The all-in-one 3D scanning and printing technology is relatively new and promises to have many applications. According to online technology news source Gizmag, AIO Robotics recently came out with Zeus, a printer that can scan an object that is less than nine inches in diameter and five inches tall and print a new version of the object. Zeus, which started as a project on Kickstarter, works a little differently than other types of 3D printers. It can function on its own without the help of a computer or additional technology. The majority of 3D printers can print objects using a CAD file, which is where laser scanners and software come in. However, Gizmag reported Zeus uses a Exynos-based quad-core 1.7 gigahertz system and stores scanned data internally or on a microSD card. The news source reported the scanned object can then be printed by Zeus or sent through the Internet to another device to be printed.
Another all-in-one 3D laser scanning and printing solution that was recently launched is called the da Vinci 1.0 AiO and the da Vinci 2.1 AiO from XYZprinting, which is owned by electronics manufacturing company New Kinpo Group, according to online 3D printing news source Personalize. The da Vinci 1.0 and 2.1 printers will now have built-in scanners in their new models, and will be able to scan small objects within a few minutes. XYZprinting's president noted that the company aims for its new technology to make it easier for those who don't know how to use 3D modeling software to still create replicas of objects, as the devices will do everything for users.
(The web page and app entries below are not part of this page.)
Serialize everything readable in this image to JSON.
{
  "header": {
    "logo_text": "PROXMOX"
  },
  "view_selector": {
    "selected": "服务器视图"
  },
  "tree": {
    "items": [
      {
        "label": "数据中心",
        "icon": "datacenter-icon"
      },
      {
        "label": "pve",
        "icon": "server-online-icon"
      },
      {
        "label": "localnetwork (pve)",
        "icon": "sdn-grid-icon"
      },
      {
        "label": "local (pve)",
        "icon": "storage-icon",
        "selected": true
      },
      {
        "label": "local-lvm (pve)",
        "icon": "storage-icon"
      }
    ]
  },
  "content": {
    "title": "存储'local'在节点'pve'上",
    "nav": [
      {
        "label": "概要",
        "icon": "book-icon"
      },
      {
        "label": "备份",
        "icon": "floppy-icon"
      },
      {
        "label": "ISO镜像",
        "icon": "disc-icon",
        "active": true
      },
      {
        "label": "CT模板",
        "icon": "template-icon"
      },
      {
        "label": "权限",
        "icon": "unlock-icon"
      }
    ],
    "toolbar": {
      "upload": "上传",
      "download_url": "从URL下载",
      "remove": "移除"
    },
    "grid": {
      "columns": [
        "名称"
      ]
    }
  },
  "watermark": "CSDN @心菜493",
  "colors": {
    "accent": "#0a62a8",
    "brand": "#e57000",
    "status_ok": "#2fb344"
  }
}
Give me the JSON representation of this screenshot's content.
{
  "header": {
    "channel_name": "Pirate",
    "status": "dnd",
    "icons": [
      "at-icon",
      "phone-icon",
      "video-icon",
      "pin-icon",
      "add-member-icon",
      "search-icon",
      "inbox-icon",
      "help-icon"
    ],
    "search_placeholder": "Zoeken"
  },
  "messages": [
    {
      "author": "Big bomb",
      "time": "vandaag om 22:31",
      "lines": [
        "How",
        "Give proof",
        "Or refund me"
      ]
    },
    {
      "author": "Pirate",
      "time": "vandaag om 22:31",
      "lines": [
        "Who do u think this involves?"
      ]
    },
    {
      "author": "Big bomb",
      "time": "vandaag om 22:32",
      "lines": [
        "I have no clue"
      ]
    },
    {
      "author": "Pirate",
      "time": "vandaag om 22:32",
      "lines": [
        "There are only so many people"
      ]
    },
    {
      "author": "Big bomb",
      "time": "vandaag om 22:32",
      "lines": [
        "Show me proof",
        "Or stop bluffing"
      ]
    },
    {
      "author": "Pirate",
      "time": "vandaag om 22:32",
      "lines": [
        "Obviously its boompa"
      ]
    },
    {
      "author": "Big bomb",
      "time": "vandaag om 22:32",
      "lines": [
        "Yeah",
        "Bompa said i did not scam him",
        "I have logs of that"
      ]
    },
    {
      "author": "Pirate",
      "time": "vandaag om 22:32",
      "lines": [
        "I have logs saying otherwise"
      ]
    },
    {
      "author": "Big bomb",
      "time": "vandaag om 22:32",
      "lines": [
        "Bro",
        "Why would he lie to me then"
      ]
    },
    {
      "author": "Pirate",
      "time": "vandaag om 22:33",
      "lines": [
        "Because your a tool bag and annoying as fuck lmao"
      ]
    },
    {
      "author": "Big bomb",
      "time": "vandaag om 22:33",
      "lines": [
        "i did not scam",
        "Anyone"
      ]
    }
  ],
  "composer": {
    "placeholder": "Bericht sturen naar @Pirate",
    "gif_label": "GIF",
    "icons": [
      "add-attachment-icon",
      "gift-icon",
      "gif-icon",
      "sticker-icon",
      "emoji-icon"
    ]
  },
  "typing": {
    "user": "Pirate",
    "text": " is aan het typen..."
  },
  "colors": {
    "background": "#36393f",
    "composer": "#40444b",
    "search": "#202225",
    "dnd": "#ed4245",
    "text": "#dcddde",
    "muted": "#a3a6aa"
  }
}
These all-in-one tools have many limitations. For instance, these devices are only able to scan small objects. Gizmag reported Zeus takes a long period of time to gather data on one object – around 30 minutes per scan – and is challenged when it comes to reflective surfaces. While these tools may indicate what could be possible when it comes to the applications of 3D laser scanning and modeling, using traditional laser scanners and tried-and-true modeling software will remain the way to go for years to come.